[Entries taken from a collection]
---*---
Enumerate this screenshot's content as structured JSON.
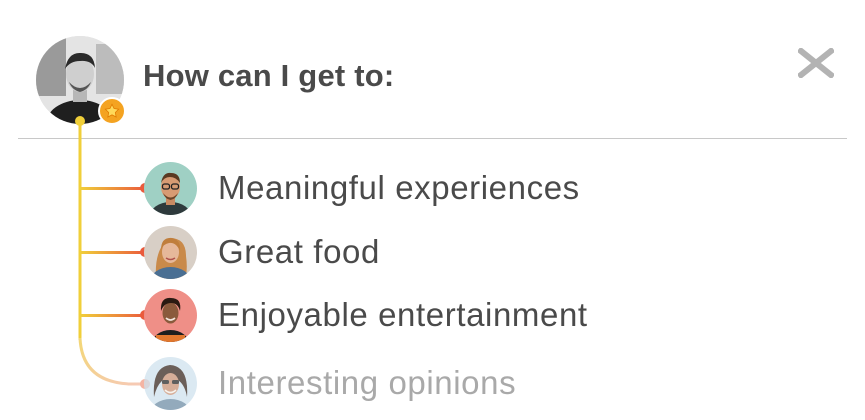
{
  "header": {
    "title": "How can I get to:",
    "avatar_icon": "user-avatar-icon",
    "badge_icon": "star-icon",
    "close_label": "X"
  },
  "colors": {
    "title_text": "#4a4a4a",
    "faded_text": "#a9a9a9",
    "tree_line": "#f0cf3a",
    "branch_end": "#ea5a3c",
    "badge": "#f4a321",
    "close": "#b3b3b3",
    "divider": "#c8c8c8"
  },
  "items": [
    {
      "label": "Meaningful experiences",
      "faded": false,
      "avatar_icon": "person-avatar-icon"
    },
    {
      "label": "Great food",
      "faded": false,
      "avatar_icon": "person-avatar-icon"
    },
    {
      "label": "Enjoyable entertainment",
      "faded": false,
      "avatar_icon": "person-avatar-icon"
    },
    {
      "label": "Interesting opinions",
      "faded": true,
      "avatar_icon": "person-avatar-icon"
    }
  ]
}
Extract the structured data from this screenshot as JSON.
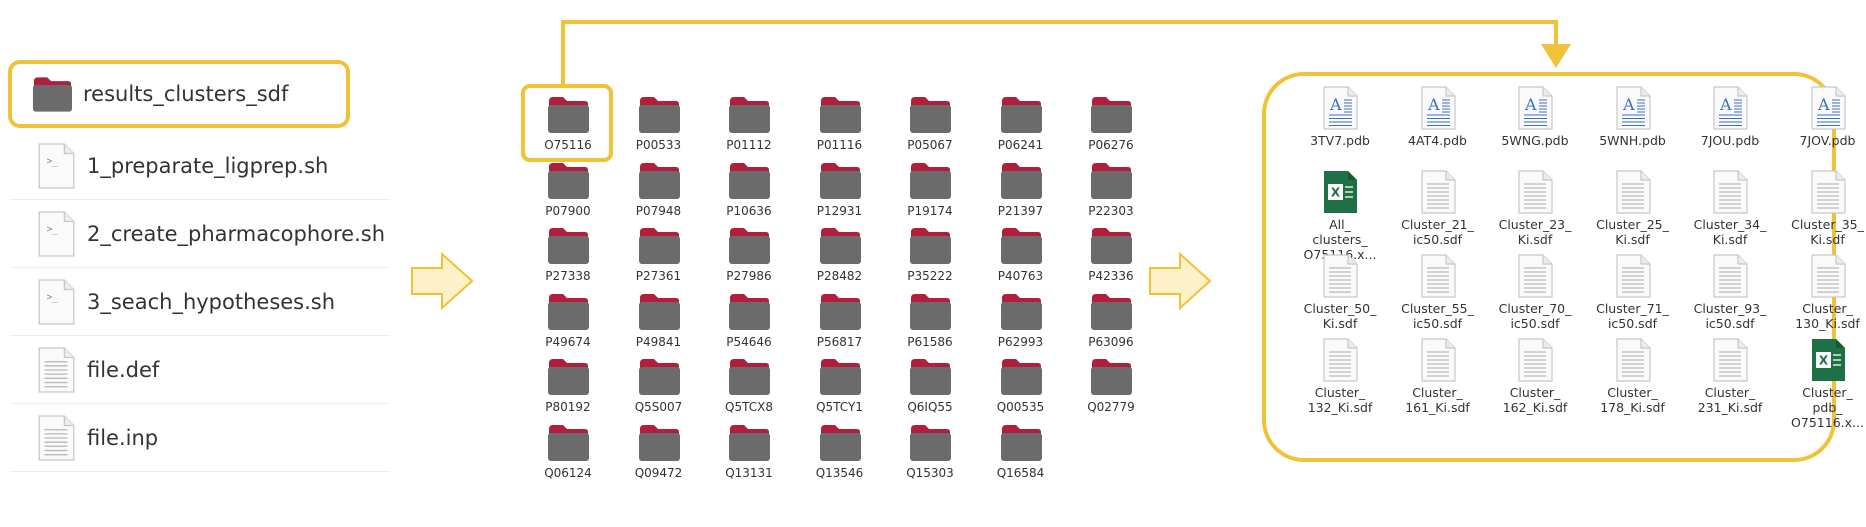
{
  "left_list": [
    {
      "label": "results_clusters_sdf",
      "icon": "folder-icon",
      "selected": true
    },
    {
      "label": "1_preparate_ligprep.sh",
      "icon": "script-icon"
    },
    {
      "label": "2_create_pharmacophore.sh",
      "icon": "script-icon"
    },
    {
      "label": "3_seach_hypotheses.sh",
      "icon": "script-icon"
    },
    {
      "label": "file.def",
      "icon": "text-file-icon"
    },
    {
      "label": "file.inp",
      "icon": "text-file-icon"
    }
  ],
  "folders": [
    "O75116",
    "P00533",
    "P01112",
    "P01116",
    "P05067",
    "P06241",
    "P06276",
    "P07900",
    "P07948",
    "P10636",
    "P12931",
    "P19174",
    "P21397",
    "P22303",
    "P27338",
    "P27361",
    "P27986",
    "P28482",
    "P35222",
    "P40763",
    "P42336",
    "P49674",
    "P49841",
    "P54646",
    "P56817",
    "P61586",
    "P62993",
    "P63096",
    "P80192",
    "Q5S007",
    "Q5TCX8",
    "Q5TCY1",
    "Q6IQ55",
    "Q00535",
    "Q02779",
    "Q06124",
    "Q09472",
    "Q13131",
    "Q13546",
    "Q15303",
    "Q16584"
  ],
  "selected_folder": "O75116",
  "files": [
    {
      "name": "3TV7.pdb",
      "icon": "pdb-icon"
    },
    {
      "name": "4AT4.pdb",
      "icon": "pdb-icon"
    },
    {
      "name": "5WNG.pdb",
      "icon": "pdb-icon"
    },
    {
      "name": "5WNH.pdb",
      "icon": "pdb-icon"
    },
    {
      "name": "7JOU.pdb",
      "icon": "pdb-icon"
    },
    {
      "name": "7JOV.pdb",
      "icon": "pdb-icon"
    },
    {
      "name": "All_\nclusters_\nO75116.x...",
      "icon": "spreadsheet-icon"
    },
    {
      "name": "Cluster_21_\nic50.sdf",
      "icon": "text-file-icon"
    },
    {
      "name": "Cluster_23_\nKi.sdf",
      "icon": "text-file-icon"
    },
    {
      "name": "Cluster_25_\nKi.sdf",
      "icon": "text-file-icon"
    },
    {
      "name": "Cluster_34_\nKi.sdf",
      "icon": "text-file-icon"
    },
    {
      "name": "Cluster_35_\nKi.sdf",
      "icon": "text-file-icon"
    },
    {
      "name": "Cluster_50_\nKi.sdf",
      "icon": "text-file-icon"
    },
    {
      "name": "Cluster_55_\nic50.sdf",
      "icon": "text-file-icon"
    },
    {
      "name": "Cluster_70_\nic50.sdf",
      "icon": "text-file-icon"
    },
    {
      "name": "Cluster_71_\nic50.sdf",
      "icon": "text-file-icon"
    },
    {
      "name": "Cluster_93_\nic50.sdf",
      "icon": "text-file-icon"
    },
    {
      "name": "Cluster_\n130_Ki.sdf",
      "icon": "text-file-icon"
    },
    {
      "name": "Cluster_\n132_Ki.sdf",
      "icon": "text-file-icon"
    },
    {
      "name": "Cluster_\n161_Ki.sdf",
      "icon": "text-file-icon"
    },
    {
      "name": "Cluster_\n162_Ki.sdf",
      "icon": "text-file-icon"
    },
    {
      "name": "Cluster_\n178_Ki.sdf",
      "icon": "text-file-icon"
    },
    {
      "name": "Cluster_\n231_Ki.sdf",
      "icon": "text-file-icon"
    },
    {
      "name": "Cluster_\npdb_\nO75116.x...",
      "icon": "spreadsheet-icon"
    }
  ],
  "colors": {
    "highlight": "#f0c237",
    "arrow_fill": "#fdf1c8",
    "arrow_stroke": "#f0c237",
    "folder_body": "#6b6b6b",
    "folder_tab": "#b21f3c",
    "spreadsheet": "#1e7145",
    "pdb_blue": "#3b6fc4"
  }
}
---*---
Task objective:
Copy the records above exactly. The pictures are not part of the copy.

Problem solution:
Enumerate this screenshot's content as structured JSON.
{
  "header": {
    "title": "How can I get to:",
    "avatar_icon": "user-avatar-icon",
    "badge_icon": "star-icon",
    "close_label": "X"
  },
  "colors": {
    "title_text": "#4a4a4a",
    "faded_text": "#a9a9a9",
    "tree_line": "#f0cf3a",
    "branch_end": "#ea5a3c",
    "badge": "#f4a321",
    "close": "#b3b3b3",
    "divider": "#c8c8c8"
  },
  "items": [
    {
      "label": "Meaningful experiences",
      "faded": false,
      "avatar_icon": "person-avatar-icon"
    },
    {
      "label": "Great food",
      "faded": false,
      "avatar_icon": "person-avatar-icon"
    },
    {
      "label": "Enjoyable entertainment",
      "faded": false,
      "avatar_icon": "person-avatar-icon"
    },
    {
      "label": "Interesting opinions",
      "faded": true,
      "avatar_icon": "person-avatar-icon"
    }
  ]
}
Extract the structured data from this screenshot as JSON.
{
  "left_list": [
    {
      "label": "results_clusters_sdf",
      "icon": "folder-icon",
      "selected": true
    },
    {
      "label": "1_preparate_ligprep.sh",
      "icon": "script-icon"
    },
    {
      "label": "2_create_pharmacophore.sh",
      "icon": "script-icon"
    },
    {
      "label": "3_seach_hypotheses.sh",
      "icon": "script-icon"
    },
    {
      "label": "file.def",
      "icon": "text-file-icon"
    },
    {
      "label": "file.inp",
      "icon": "text-file-icon"
    }
  ],
  "folders": [
    "O75116",
    "P00533",
    "P01112",
    "P01116",
    "P05067",
    "P06241",
    "P06276",
    "P07900",
    "P07948",
    "P10636",
    "P12931",
    "P19174",
    "P21397",
    "P22303",
    "P27338",
    "P27361",
    "P27986",
    "P28482",
    "P35222",
    "P40763",
    "P42336",
    "P49674",
    "P49841",
    "P54646",
    "P56817",
    "P61586",
    "P62993",
    "P63096",
    "P80192",
    "Q5S007",
    "Q5TCX8",
    "Q5TCY1",
    "Q6IQ55",
    "Q00535",
    "Q02779",
    "Q06124",
    "Q09472",
    "Q13131",
    "Q13546",
    "Q15303",
    "Q16584"
  ],
  "selected_folder": "O75116",
  "files": [
    {
      "name": "3TV7.pdb",
      "icon": "pdb-icon"
    },
    {
      "name": "4AT4.pdb",
      "icon": "pdb-icon"
    },
    {
      "name": "5WNG.pdb",
      "icon": "pdb-icon"
    },
    {
      "name": "5WNH.pdb",
      "icon": "pdb-icon"
    },
    {
      "name": "7JOU.pdb",
      "icon": "pdb-icon"
    },
    {
      "name": "7JOV.pdb",
      "icon": "pdb-icon"
    },
    {
      "name": "All_\nclusters_\nO75116.x...",
      "icon": "spreadsheet-icon"
    },
    {
      "name": "Cluster_21_\nic50.sdf",
      "icon": "text-file-icon"
    },
    {
      "name": "Cluster_23_\nKi.sdf",
      "icon": "text-file-icon"
    },
    {
      "name": "Cluster_25_\nKi.sdf",
      "icon": "text-file-icon"
    },
    {
      "name": "Cluster_34_\nKi.sdf",
      "icon": "text-file-icon"
    },
    {
      "name": "Cluster_35_\nKi.sdf",
      "icon": "text-file-icon"
    },
    {
      "name": "Cluster_50_\nKi.sdf",
      "icon": "text-file-icon"
    },
    {
      "name": "Cluster_55_\nic50.sdf",
      "icon": "text-file-icon"
    },
    {
      "name": "Cluster_70_\nic50.sdf",
      "icon": "text-file-icon"
    },
    {
      "name": "Cluster_71_\nic50.sdf",
      "icon": "text-file-icon"
    },
    {
      "name": "Cluster_93_\nic50.sdf",
      "icon": "text-file-icon"
    },
    {
      "name": "Cluster_\n130_Ki.sdf",
      "icon": "text-file-icon"
    },
    {
      "name": "Cluster_\n132_Ki.sdf",
      "icon": "text-file-icon"
    },
    {
      "name": "Cluster_\n161_Ki.sdf",
      "icon": "text-file-icon"
    },
    {
      "name": "Cluster_\n162_Ki.sdf",
      "icon": "text-file-icon"
    },
    {
      "name": "Cluster_\n178_Ki.sdf",
      "icon": "text-file-icon"
    },
    {
      "name": "Cluster_\n231_Ki.sdf",
      "icon": "text-file-icon"
    },
    {
      "name": "Cluster_\npdb_\nO75116.x...",
      "icon": "spreadsheet-icon"
    }
  ],
  "colors": {
    "highlight": "#f0c237",
    "arrow_fill": "#fdf1c8",
    "arrow_stroke": "#f0c237",
    "folder_body": "#6b6b6b",
    "folder_tab": "#b21f3c",
    "spreadsheet": "#1e7145",
    "pdb_blue": "#3b6fc4"
  }
}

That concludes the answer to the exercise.